Following in the footsteps of Jonathan Swift, Shusterman uncorks a Modest Proposal of his own to solve a Pro-Life/Pro-Choice dilemma. Set in a future in which abortions are outlawed but parents have the option of signing over their 13- to 17-year-olds to be used as organ donors, the tale focuses on 16-year-old Connor, who falls in with other prospective Unwinds and finds a temporary refuge (thanks to a clandestine organization with its own peculiar agenda) before being captured and sent to Happy Jack Harvest Camp. Though laced with intrigue, betrayals, and narrow squeaks, the story is propelled less by the plot (which is largely a series of long set pieces) than by an ingeniously developed cast and premise. But even readers who gravitate more to plot-driven fiction will find this present-tense page-turner thrilling, though it’s guaranteed to leave some feeling decidedly queasy—despite the (improbable) happy ending.
What keeps “Unwind” moving are the creative and shocking details of Shusterman’s kid-mining dystopia. First, there are the Orwellian linguistic tricks. People who have been unwound are not “dead” — they are “in a divided state.” Then there are the rules and rituals. Before being unwound, Lev is honored with a lavish “tithing party,” which bears a strong resemblance to a bar mitzvah. The most terrifying scene is devoted to the unwinding itself. The author’s decision to describe the process is a questionable one — a book’s great unknown can leave the strongest impression on a reader — but he executes as precisely as the surgeons who perform the unwinding.
Ultimately, though, the power of the novel lies in what it doesn’t do: come down explicitly on one side or the other. After all, there are benefits to unwinding — children with fatal diseases can be saved by perfect transplants. And if the people of Jesusland can come to understand their countrymen in the United States of Canada — or vice versa — aren’t we all better off?
New York Times 2008
This book is begging to be used in a book talk for high school students. Begging.
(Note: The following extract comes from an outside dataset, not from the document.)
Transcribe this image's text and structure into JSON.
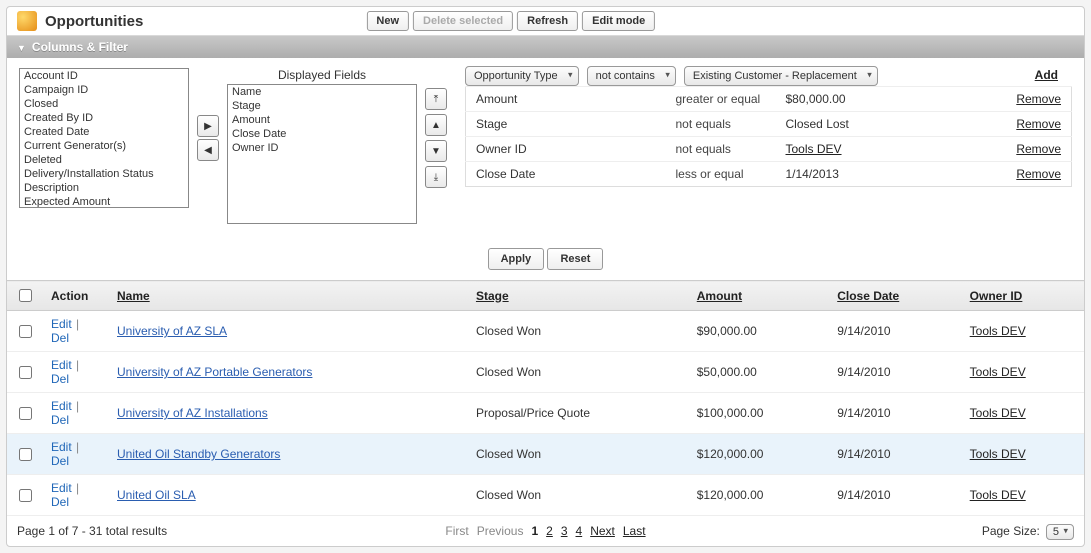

Peters, J. (2007, October 15). Unwind by neal shusterman. Booklist. Retrieved from http://www.booklistonline.com/ProductInfo.aspx?pid=2120692&AspxAutoDetectCookieSupport=1
Shusterman, N. (2007). Unwind. New York, NY: Simon And Schuster.
Vizzini, N. (2008, March 16). Young and in the way. New York Times. Retrieved from http://www.nytimes.com/2008/03/16/books/review/Vizzini-t.html?_r=2&